• _Task to carry out_: If a line in the records below contains the word "name", return that line.

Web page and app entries
● ● ● ● ●

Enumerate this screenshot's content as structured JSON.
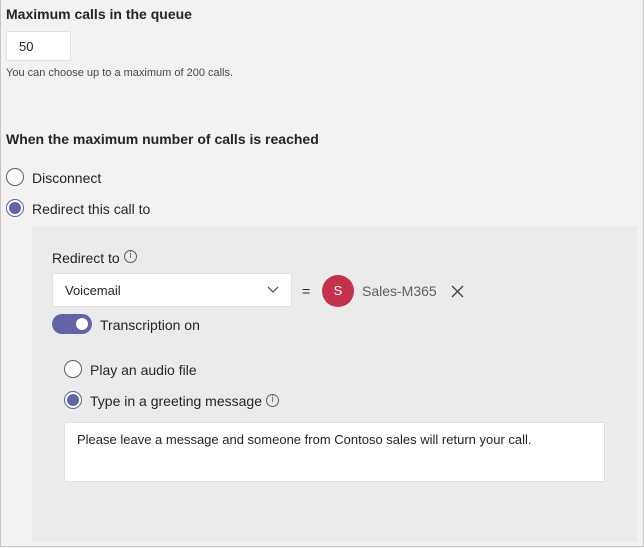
{
  "queue": {
    "title": "Maximum calls in the queue",
    "value": "50",
    "help": "You can choose up to a maximum of 200 calls."
  },
  "max_reached": {
    "title": "When the maximum number of calls is reached",
    "options": [
      {
        "label": "Disconnect",
        "checked": false
      },
      {
        "label": "Redirect this call to",
        "checked": true
      }
    ]
  },
  "redirect": {
    "label": "Redirect to",
    "info_glyph": "i",
    "dropdown_value": "Voicemail",
    "equals": "=",
    "target": {
      "initial": "S",
      "name": "Sales-M365",
      "color": "#c4314b"
    },
    "transcription_label": "Transcription on",
    "transcription_on": true,
    "greeting_options": [
      {
        "label": "Play an audio file",
        "checked": false
      },
      {
        "label": "Type in a greeting message",
        "checked": true
      }
    ],
    "greeting_text": "Please leave a message and someone from Contoso sales will return your call."
  },
  "colors": {
    "accent": "#6264a7",
    "avatar": "#c4314b",
    "background": "#f3f2f1"
  }
}
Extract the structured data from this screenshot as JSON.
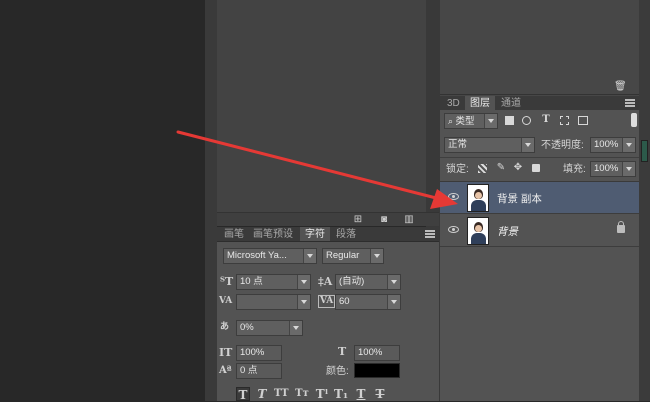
{
  "layers_panel": {
    "tabs": [
      "3D",
      "图层",
      "通道"
    ],
    "active_tab": "图层",
    "filter_kind": "类型",
    "blend_mode": "正常",
    "opacity_label": "不透明度:",
    "opacity_value": "100%",
    "lock_label": "锁定:",
    "fill_label": "填充:",
    "fill_value": "100%",
    "layers": [
      {
        "name": "背景 副本",
        "selected": true,
        "locked": false
      },
      {
        "name": "背景",
        "selected": false,
        "locked": true
      }
    ]
  },
  "char_panel": {
    "tabs": [
      "画笔",
      "画笔预设",
      "字符",
      "段落"
    ],
    "active_tab": "字符",
    "font_family": "Microsoft Ya...",
    "font_style": "Regular",
    "font_size": "10 点",
    "leading": "(自动)",
    "kerning": "",
    "tracking": "60",
    "tsume": "0%",
    "vertical_scale": "100%",
    "horizontal_scale": "100%",
    "baseline_shift": "0 点",
    "color_label": "颜色:",
    "color_value": "#000000"
  },
  "annotation": {
    "arrow_color": "#e53935"
  }
}
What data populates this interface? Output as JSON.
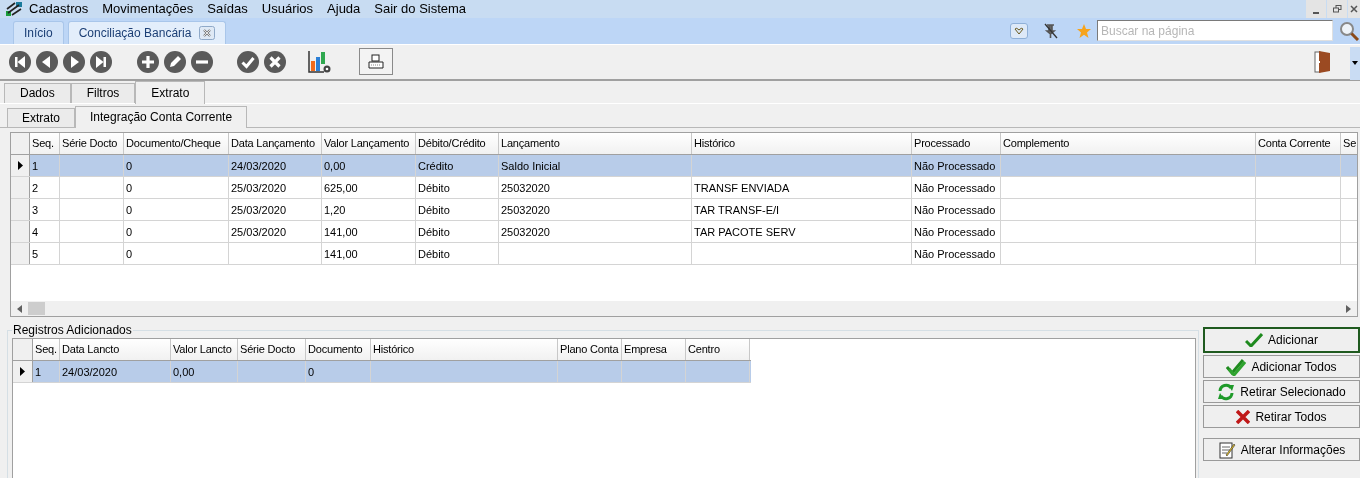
{
  "menu": [
    {
      "label": "Cadastros"
    },
    {
      "label": "Movimentações"
    },
    {
      "label": "Saídas"
    },
    {
      "label": "Usuários"
    },
    {
      "label": "Ajuda"
    },
    {
      "label": "Sair do Sistema"
    }
  ],
  "doc_tabs": [
    {
      "label": "Início",
      "selected": false,
      "closable": false
    },
    {
      "label": "Conciliação Bancária",
      "selected": true,
      "closable": true
    }
  ],
  "search": {
    "placeholder": "Buscar na página"
  },
  "toolbar": [
    {
      "kind": "first"
    },
    {
      "kind": "prev"
    },
    {
      "kind": "next"
    },
    {
      "kind": "last"
    },
    {
      "kind": "add"
    },
    {
      "kind": "edit"
    },
    {
      "kind": "delete"
    },
    {
      "kind": "confirm"
    },
    {
      "kind": "cancel"
    },
    {
      "kind": "chart"
    },
    {
      "kind": "print"
    }
  ],
  "tabs": [
    {
      "label": "Dados",
      "selected": false
    },
    {
      "label": "Filtros",
      "selected": false
    },
    {
      "label": "Extrato",
      "selected": true
    }
  ],
  "sub_tabs": [
    {
      "label": "Extrato",
      "selected": false
    },
    {
      "label": "Integração Conta Corrente",
      "selected": true
    }
  ],
  "table": {
    "columns": [
      "Seq.",
      "Série Docto",
      "Documento/Cheque",
      "Data Lançamento",
      "Valor Lançamento",
      "Débito/Crédito",
      "Lançamento",
      "Histórico",
      "Processado",
      "Complemento",
      "Conta Corrente",
      "Se"
    ],
    "rows": [
      {
        "selected": true,
        "cells": [
          "1",
          null,
          "0",
          "24/03/2020",
          "0,00",
          "Crédito",
          "Saldo Inicial",
          null,
          "Não Processado",
          null,
          null,
          null
        ]
      },
      {
        "selected": false,
        "cells": [
          "2",
          null,
          "0",
          "25/03/2020",
          "625,00",
          "Débito",
          "25032020",
          "TRANSF ENVIADA",
          "Não Processado",
          null,
          null,
          null
        ]
      },
      {
        "selected": false,
        "cells": [
          "3",
          null,
          "0",
          "25/03/2020",
          "1,20",
          "Débito",
          "25032020",
          "TAR TRANSF-E/I",
          "Não Processado",
          null,
          null,
          null
        ]
      },
      {
        "selected": false,
        "cells": [
          "4",
          null,
          "0",
          "25/03/2020",
          "141,00",
          "Débito",
          "25032020",
          "TAR PACOTE SERV",
          "Não Processado",
          null,
          null,
          null
        ]
      },
      {
        "selected": false,
        "cells": [
          "5",
          null,
          "0",
          null,
          "141,00",
          "Débito",
          null,
          null,
          "Não Processado",
          null,
          null,
          null
        ]
      }
    ]
  },
  "added": {
    "title": "Registros Adicionados",
    "columns": [
      "Seq.",
      "Data Lancto",
      "Valor Lancto",
      "Série Docto",
      "Documento",
      "Histórico",
      "Plano Conta",
      "Empresa",
      "Centro"
    ],
    "rows": [
      {
        "selected": true,
        "cells": [
          "1",
          "24/03/2020",
          "0,00",
          null,
          "0",
          null,
          null,
          null,
          null
        ]
      }
    ]
  },
  "actions": [
    {
      "kind": "add",
      "label": "Adicionar",
      "focused": true
    },
    {
      "kind": "add_all",
      "label": "Adicionar Todos",
      "focused": false
    },
    {
      "kind": "remove_selected",
      "label": "Retirar Selecionado",
      "focused": false
    },
    {
      "kind": "remove_all",
      "label": "Retirar Todos",
      "focused": false
    },
    {
      "kind": "edit_info",
      "label": "Alterar Informações",
      "focused": false
    }
  ]
}
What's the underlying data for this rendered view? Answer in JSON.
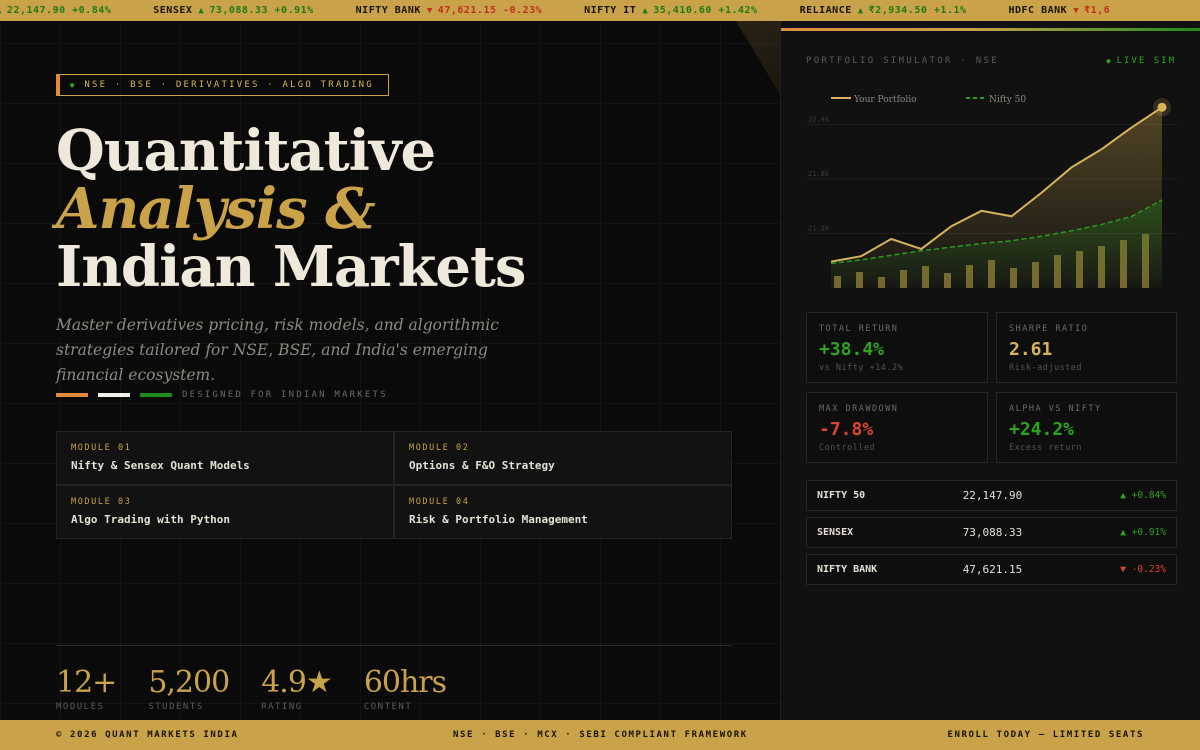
{
  "ticker": [
    {
      "symbol": "",
      "direction": "up",
      "value": "22,147.90",
      "change": "+0.84%"
    },
    {
      "symbol": "SENSEX",
      "direction": "up",
      "value": "73,088.33",
      "change": "+0.91%"
    },
    {
      "symbol": "NIFTY BANK",
      "direction": "down",
      "value": "47,621.15",
      "change": "-0.23%"
    },
    {
      "symbol": "NIFTY IT",
      "direction": "up",
      "value": "35,410.60",
      "change": "+1.42%"
    },
    {
      "symbol": "RELIANCE",
      "direction": "up",
      "value": "₹2,934.50",
      "change": "+1.1%"
    },
    {
      "symbol": "HDFC BANK",
      "direction": "down",
      "value": "₹1,6",
      "change": ""
    }
  ],
  "hero": {
    "tagline": "NSE · BSE · DERIVATIVES · ALGO TRADING",
    "title_line1": "Quantitative",
    "title_line2": "Analysis &",
    "title_line3": "Indian Markets",
    "subtitle": "Master derivatives pricing, risk models, and algorithmic strategies tailored for NSE, BSE, and India's emerging financial ecosystem.",
    "flag_label": "DESIGNED FOR INDIAN MARKETS"
  },
  "modules": [
    {
      "number": "MODULE 01",
      "title": "Nifty & Sensex Quant Models"
    },
    {
      "number": "MODULE 02",
      "title": "Options & F&O Strategy"
    },
    {
      "number": "MODULE 03",
      "title": "Algo Trading with Python"
    },
    {
      "number": "MODULE 04",
      "title": "Risk & Portfolio Management"
    }
  ],
  "stats": [
    {
      "value": "12+",
      "label": "MODULES"
    },
    {
      "value": "5,200",
      "label": "STUDENTS"
    },
    {
      "value": "4.9★",
      "label": "RATING"
    },
    {
      "value": "60hrs",
      "label": "CONTENT"
    }
  ],
  "panel": {
    "label": "PORTFOLIO SIMULATOR · NSE",
    "live": "LIVE SIM",
    "kpis": [
      {
        "label": "TOTAL RETURN",
        "value": "+38.4%",
        "sub": "vs Nifty +14.2%",
        "color": "#2fa321"
      },
      {
        "label": "SHARPE RATIO",
        "value": "2.61",
        "sub": "Risk-adjusted",
        "color": "#d9b35c"
      },
      {
        "label": "MAX DRAWDOWN",
        "value": "-7.8%",
        "sub": "Controlled",
        "color": "#e0432e"
      },
      {
        "label": "ALPHA VS NIFTY",
        "value": "+24.2%",
        "sub": "Excess return",
        "color": "#2fa321"
      }
    ],
    "indices": [
      {
        "name": "NIFTY 50",
        "value": "22,147.90",
        "change": "▲ +0.84%",
        "direction": "up"
      },
      {
        "name": "SENSEX",
        "value": "73,088.33",
        "change": "▲ +0.91%",
        "direction": "up"
      },
      {
        "name": "NIFTY BANK",
        "value": "47,621.15",
        "change": "▼ -0.23%",
        "direction": "down"
      }
    ]
  },
  "chart_data": {
    "type": "line",
    "title": "",
    "xlabel": "",
    "ylabel": "",
    "y_ticks": [
      "22.4k",
      "21.8k",
      "21.2k"
    ],
    "ylim": [
      20600,
      22450
    ],
    "legend_position": "top-left",
    "series": [
      {
        "name": "Your Portfolio",
        "color": "#d9b35c",
        "style": "solid",
        "values": [
          20890,
          20950,
          21140,
          21030,
          21280,
          21450,
          21390,
          21650,
          21930,
          22130,
          22370,
          22590
        ]
      },
      {
        "name": "Nifty 50",
        "color": "#2a9b22",
        "style": "dashed",
        "values": [
          20870,
          20910,
          20960,
          21010,
          21050,
          21090,
          21120,
          21170,
          21230,
          21300,
          21390,
          21570
        ]
      }
    ],
    "volume_bars": [
      12,
      16,
      11,
      18,
      22,
      15,
      23,
      28,
      20,
      26,
      33,
      37,
      42,
      48,
      54
    ],
    "colors": {
      "area": "#c9a24a",
      "bars": "#8a7335",
      "grid": "#1f1f1f"
    }
  },
  "footer": {
    "left": "© 2026 QUANT MARKETS INDIA",
    "center": "NSE · BSE · MCX · SEBI COMPLIANT FRAMEWORK",
    "right": "ENROLL TODAY — LIMITED SEATS"
  }
}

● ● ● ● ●

• _Response to the exercise_:
      "name": "Sales-M365",
        "name": "背景 副本",
        "name": "背景",
        "name": "NIFTY 50",
        "name": "SENSEX",
        "name": "NIFTY BANK",
        "name": "Your Portfolio",
        "name": "Nifty 50",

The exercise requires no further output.